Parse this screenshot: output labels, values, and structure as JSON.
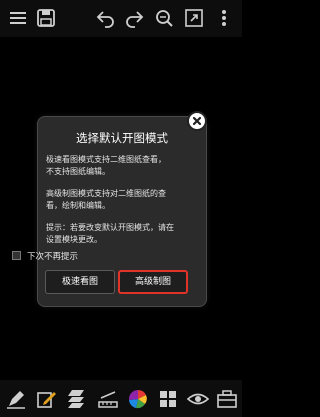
{
  "toolbar": {
    "icons": [
      "menu-icon",
      "save-icon",
      "undo-icon",
      "redo-icon",
      "zoom-icon",
      "fullscreen-icon",
      "more-icon"
    ]
  },
  "dialog": {
    "title": "选择默认开图模式",
    "quick_desc": "极速看图模式支持二维图纸查看，\n不支持图纸编辑。",
    "advanced_desc": "高级制图模式支持对二维图纸的查\n看，绘制和编辑。",
    "tip": "提示：若要改变默认开图模式，请在\n设置模块更改。",
    "checkbox_label": "下次不再提示",
    "quick_button": "极速看图",
    "advanced_button": "高级制图",
    "highlight_color": "#e0342a"
  },
  "bottom_toolbar": {
    "icons": [
      "draw-icon",
      "edit-icon",
      "layer-icon",
      "measure-icon",
      "color-icon",
      "blocks-icon",
      "view-icon",
      "toolbox-icon"
    ]
  }
}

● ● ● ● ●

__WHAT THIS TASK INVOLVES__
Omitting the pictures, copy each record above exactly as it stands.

__COMPLETED TASK__
Parse this screenshot: output labels, values, and structure as JSON.
{
  "toolbar": {
    "icons": [
      "menu-icon",
      "save-icon",
      "undo-icon",
      "redo-icon",
      "zoom-icon",
      "fullscreen-icon",
      "more-icon"
    ]
  },
  "dialog": {
    "title": "选择默认开图模式",
    "quick_desc": "极速看图模式支持二维图纸查看，\n不支持图纸编辑。",
    "advanced_desc": "高级制图模式支持对二维图纸的查\n看，绘制和编辑。",
    "tip": "提示：若要改变默认开图模式，请在\n设置模块更改。",
    "checkbox_label": "下次不再提示",
    "quick_button": "极速看图",
    "advanced_button": "高级制图",
    "highlight_color": "#e0342a"
  },
  "bottom_toolbar": {
    "icons": [
      "draw-icon",
      "edit-icon",
      "layer-icon",
      "measure-icon",
      "color-icon",
      "blocks-icon",
      "view-icon",
      "toolbox-icon"
    ]
  }
}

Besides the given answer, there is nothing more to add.